Retype the following data exactly, but leave its pictures out.

» **Supplied data**
════════════════════
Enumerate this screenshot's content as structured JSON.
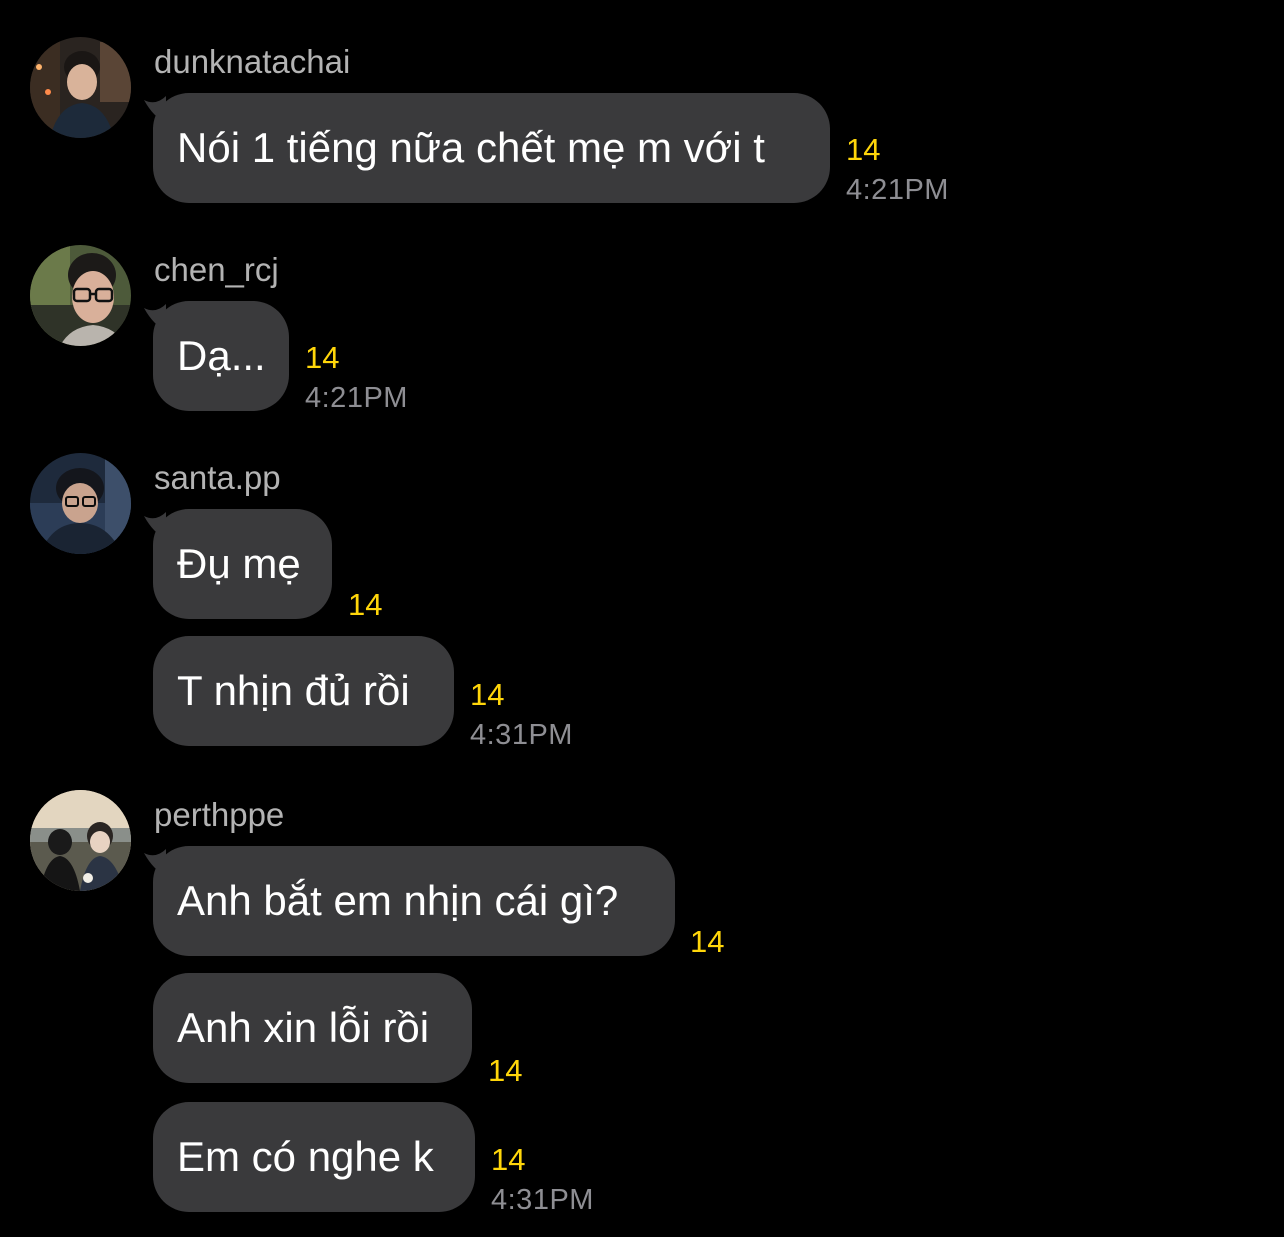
{
  "messages": [
    {
      "username": "dunknatachai",
      "avatar_icon": "user-avatar",
      "bubbles": [
        {
          "text": "Nói 1 tiếng nữa chết mẹ m với t",
          "count": "14",
          "time": "4:21PM"
        }
      ]
    },
    {
      "username": "chen_rcj",
      "avatar_icon": "user-avatar",
      "bubbles": [
        {
          "text": "Dạ...",
          "count": "14",
          "time": "4:21PM"
        }
      ]
    },
    {
      "username": "santa.pp",
      "avatar_icon": "user-avatar",
      "bubbles": [
        {
          "text": "Đụ mẹ",
          "count": "14"
        },
        {
          "text": "T nhịn đủ rồi",
          "count": "14",
          "time": "4:31PM"
        }
      ]
    },
    {
      "username": "perthppe",
      "avatar_icon": "user-avatar",
      "bubbles": [
        {
          "text": "Anh bắt em nhịn cái gì?",
          "count": "14"
        },
        {
          "text": "Anh xin lỗi rồi",
          "count": "14"
        },
        {
          "text": "Em có nghe k",
          "count": "14",
          "time": "4:31PM"
        }
      ]
    }
  ],
  "colors": {
    "background": "#000000",
    "bubble": "#3a3a3c",
    "count_accent": "#ffd60a",
    "timestamp": "#8e8e93",
    "username": "#b3b3b3"
  }
}
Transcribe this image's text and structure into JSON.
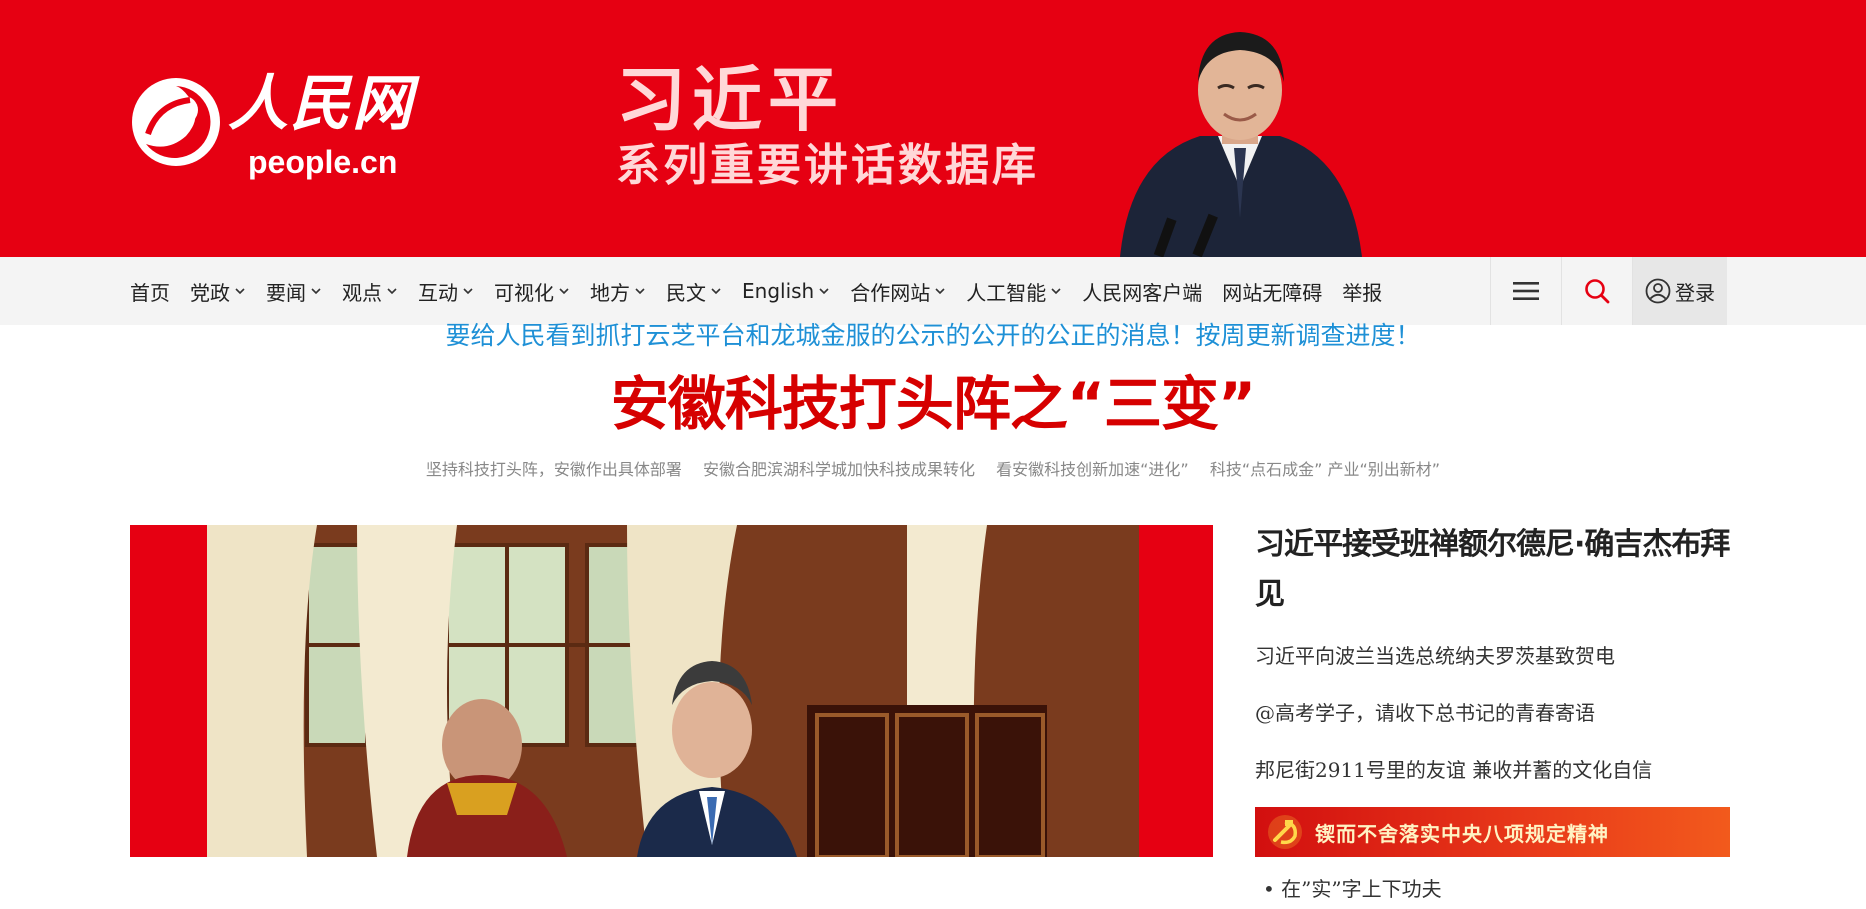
{
  "banner": {
    "logo_cn": "人民网",
    "logo_en": "people.cn",
    "promo_title": "习近平",
    "promo_subtitle": "系列重要讲话数据库"
  },
  "nav": {
    "items": [
      {
        "label": "首页",
        "dropdown": false
      },
      {
        "label": "党政",
        "dropdown": true
      },
      {
        "label": "要闻",
        "dropdown": true
      },
      {
        "label": "观点",
        "dropdown": true
      },
      {
        "label": "互动",
        "dropdown": true
      },
      {
        "label": "可视化",
        "dropdown": true
      },
      {
        "label": "地方",
        "dropdown": true
      },
      {
        "label": "民文",
        "dropdown": true
      },
      {
        "label": "English",
        "dropdown": true
      },
      {
        "label": "合作网站",
        "dropdown": true
      },
      {
        "label": "人工智能",
        "dropdown": true
      },
      {
        "label": "人民网客户端",
        "dropdown": false
      },
      {
        "label": "网站无障碍",
        "dropdown": false
      },
      {
        "label": "举报",
        "dropdown": false
      }
    ],
    "menu_icon": "hamburger-icon",
    "search_icon": "search-icon",
    "login_label": "登录",
    "accent": "#e60012"
  },
  "notice": "要给人民看到抓打云芝平台和龙城金服的公示的公开的公正的消息！按周更新调查进度！",
  "headline": "安徽科技打头阵之“三变”",
  "subheads": [
    "坚持科技打头阵，安徽作出具体部署",
    "安徽合肥滨湖科学城加快科技成果转化",
    "看安徽科技创新加速“进化”",
    "科技“点石成金” 产业“别出新材”"
  ],
  "side": {
    "top_story": "习近平接受班禅额尔德尼·确吉杰布拜见",
    "links": [
      "习近平向波兰当选总统纳夫罗茨基致贺电",
      "@高考学子，请收下总书记的青春寄语",
      "邦尼街2911号里的友谊  兼收并蓄的文化自信"
    ],
    "banner_text": "锲而不舍落实中央八项规定精神",
    "bullet": "• 在”实”字上下功夫"
  }
}
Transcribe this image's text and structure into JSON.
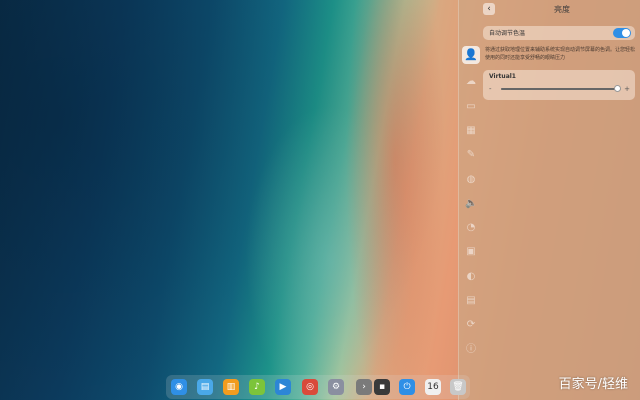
{
  "panel": {
    "title": "亮度",
    "back_icon": "‹",
    "auto_label": "自动调节色温",
    "auto_enabled": true,
    "description": "将通过获取地理位置来辅助系统实现自动调节屏幕的色调。让您轻松使用的同时还能享受舒畅的眼睛压力",
    "display": {
      "name": "Virtual1",
      "minus": "-",
      "plus": "+",
      "brightness_fraction": 0.97
    }
  },
  "rail_icons": [
    {
      "name": "account-icon",
      "glyph": "👤",
      "active": true
    },
    {
      "name": "cloud-icon",
      "glyph": "☁"
    },
    {
      "name": "display-icon",
      "glyph": "▭"
    },
    {
      "name": "calendar-icon",
      "glyph": "▦"
    },
    {
      "name": "personalization-icon",
      "glyph": "✎"
    },
    {
      "name": "network-icon",
      "glyph": "◍"
    },
    {
      "name": "sound-icon",
      "glyph": "🔈"
    },
    {
      "name": "time-icon",
      "glyph": "◔"
    },
    {
      "name": "power-icon",
      "glyph": "▣"
    },
    {
      "name": "mouse-icon",
      "glyph": "◐"
    },
    {
      "name": "keyboard-icon",
      "glyph": "▤"
    },
    {
      "name": "update-icon",
      "glyph": "⟳"
    },
    {
      "name": "info-icon",
      "glyph": "ⓘ"
    }
  ],
  "dock_items": [
    {
      "name": "launcher-icon",
      "glyph": "◉",
      "color": "#2f8fe6"
    },
    {
      "name": "file-manager-icon",
      "glyph": "▤",
      "color": "#4aa8e8"
    },
    {
      "name": "app-store-icon",
      "glyph": "▥",
      "color": "#f29c1f"
    },
    {
      "name": "music-icon",
      "glyph": "♪",
      "color": "#7cc43a"
    },
    {
      "name": "video-icon",
      "glyph": "▶",
      "color": "#2c86d6"
    },
    {
      "name": "chrome-icon",
      "glyph": "◎",
      "color": "#d94a3a"
    },
    {
      "name": "settings-icon",
      "glyph": "⚙",
      "color": "#8a8fa0"
    },
    {
      "name": "arrow-icon",
      "glyph": "›",
      "color": "#7a7a7a"
    },
    {
      "name": "terminal-icon",
      "glyph": "▪",
      "color": "#3a3a3a"
    },
    {
      "name": "power-icon",
      "glyph": "⏻",
      "color": "#2f8fe6"
    },
    {
      "name": "datetime-icon",
      "glyph": "16",
      "color": "#f0f0f0"
    },
    {
      "name": "trash-icon",
      "glyph": "🗑",
      "color": "#c8c8c8"
    }
  ],
  "watermark": "百家号/轻维"
}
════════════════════
» **Task solution**
Enumerate this screenshot's content as structured JSON.
{
  "messages": [
    {
      "username": "dunknatachai",
      "avatar_icon": "user-avatar",
      "bubbles": [
        {
          "text": "Nói 1 tiếng nữa chết mẹ m với t",
          "count": "14",
          "time": "4:21PM"
        }
      ]
    },
    {
      "username": "chen_rcj",
      "avatar_icon": "user-avatar",
      "bubbles": [
        {
          "text": "Dạ...",
          "count": "14",
          "time": "4:21PM"
        }
      ]
    },
    {
      "username": "santa.pp",
      "avatar_icon": "user-avatar",
      "bubbles": [
        {
          "text": "Đụ mẹ",
          "count": "14"
        },
        {
          "text": "T nhịn đủ rồi",
          "count": "14",
          "time": "4:31PM"
        }
      ]
    },
    {
      "username": "perthppe",
      "avatar_icon": "user-avatar",
      "bubbles": [
        {
          "text": "Anh bắt em nhịn cái gì?",
          "count": "14"
        },
        {
          "text": "Anh xin lỗi rồi",
          "count": "14"
        },
        {
          "text": "Em có nghe k",
          "count": "14",
          "time": "4:31PM"
        }
      ]
    }
  ],
  "colors": {
    "background": "#000000",
    "bubble": "#3a3a3c",
    "count_accent": "#ffd60a",
    "timestamp": "#8e8e93",
    "username": "#b3b3b3"
  }
}
Transcribe this image's text and structure into JSON.
{
  "banner": {
    "logo_cn": "人民网",
    "logo_en": "people.cn",
    "promo_title": "习近平",
    "promo_subtitle": "系列重要讲话数据库"
  },
  "nav": {
    "items": [
      {
        "label": "首页",
        "dropdown": false
      },
      {
        "label": "党政",
        "dropdown": true
      },
      {
        "label": "要闻",
        "dropdown": true
      },
      {
        "label": "观点",
        "dropdown": true
      },
      {
        "label": "互动",
        "dropdown": true
      },
      {
        "label": "可视化",
        "dropdown": true
      },
      {
        "label": "地方",
        "dropdown": true
      },
      {
        "label": "民文",
        "dropdown": true
      },
      {
        "label": "English",
        "dropdown": true
      },
      {
        "label": "合作网站",
        "dropdown": true
      },
      {
        "label": "人工智能",
        "dropdown": true
      },
      {
        "label": "人民网客户端",
        "dropdown": false
      },
      {
        "label": "网站无障碍",
        "dropdown": false
      },
      {
        "label": "举报",
        "dropdown": false
      }
    ],
    "menu_icon": "hamburger-icon",
    "search_icon": "search-icon",
    "login_label": "登录",
    "accent": "#e60012"
  },
  "notice": "要给人民看到抓打云芝平台和龙城金服的公示的公开的公正的消息！按周更新调查进度！",
  "headline": "安徽科技打头阵之“三变”",
  "subheads": [
    "坚持科技打头阵，安徽作出具体部署",
    "安徽合肥滨湖科学城加快科技成果转化",
    "看安徽科技创新加速“进化”",
    "科技“点石成金” 产业“别出新材”"
  ],
  "side": {
    "top_story": "习近平接受班禅额尔德尼·确吉杰布拜见",
    "links": [
      "习近平向波兰当选总统纳夫罗茨基致贺电",
      "@高考学子，请收下总书记的青春寄语",
      "邦尼街2911号里的友谊  兼收并蓄的文化自信"
    ],
    "banner_text": "锲而不舍落实中央八项规定精神",
    "bullet": "• 在”实”字上下功夫"
  }
}
Transcribe this image's text and structure into JSON.
{
  "panel": {
    "title": "亮度",
    "back_icon": "‹",
    "auto_label": "自动调节色温",
    "auto_enabled": true,
    "description": "将通过获取地理位置来辅助系统实现自动调节屏幕的色调。让您轻松使用的同时还能享受舒畅的眼睛压力",
    "display": {
      "name": "Virtual1",
      "minus": "-",
      "plus": "+",
      "brightness_fraction": 0.97
    }
  },
  "rail_icons": [
    {
      "name": "account-icon",
      "glyph": "👤",
      "active": true
    },
    {
      "name": "cloud-icon",
      "glyph": "☁"
    },
    {
      "name": "display-icon",
      "glyph": "▭"
    },
    {
      "name": "calendar-icon",
      "glyph": "▦"
    },
    {
      "name": "personalization-icon",
      "glyph": "✎"
    },
    {
      "name": "network-icon",
      "glyph": "◍"
    },
    {
      "name": "sound-icon",
      "glyph": "🔈"
    },
    {
      "name": "time-icon",
      "glyph": "◔"
    },
    {
      "name": "power-icon",
      "glyph": "▣"
    },
    {
      "name": "mouse-icon",
      "glyph": "◐"
    },
    {
      "name": "keyboard-icon",
      "glyph": "▤"
    },
    {
      "name": "update-icon",
      "glyph": "⟳"
    },
    {
      "name": "info-icon",
      "glyph": "ⓘ"
    }
  ],
  "dock_items": [
    {
      "name": "launcher-icon",
      "glyph": "◉",
      "color": "#2f8fe6"
    },
    {
      "name": "file-manager-icon",
      "glyph": "▤",
      "color": "#4aa8e8"
    },
    {
      "name": "app-store-icon",
      "glyph": "▥",
      "color": "#f29c1f"
    },
    {
      "name": "music-icon",
      "glyph": "♪",
      "color": "#7cc43a"
    },
    {
      "name": "video-icon",
      "glyph": "▶",
      "color": "#2c86d6"
    },
    {
      "name": "chrome-icon",
      "glyph": "◎",
      "color": "#d94a3a"
    },
    {
      "name": "settings-icon",
      "glyph": "⚙",
      "color": "#8a8fa0"
    },
    {
      "name": "arrow-icon",
      "glyph": "›",
      "color": "#7a7a7a"
    },
    {
      "name": "terminal-icon",
      "glyph": "▪",
      "color": "#3a3a3a"
    },
    {
      "name": "power-icon",
      "glyph": "⏻",
      "color": "#2f8fe6"
    },
    {
      "name": "datetime-icon",
      "glyph": "16",
      "color": "#f0f0f0"
    },
    {
      "name": "trash-icon",
      "glyph": "🗑",
      "color": "#c8c8c8"
    }
  ],
  "watermark": "百家号/轻维"
}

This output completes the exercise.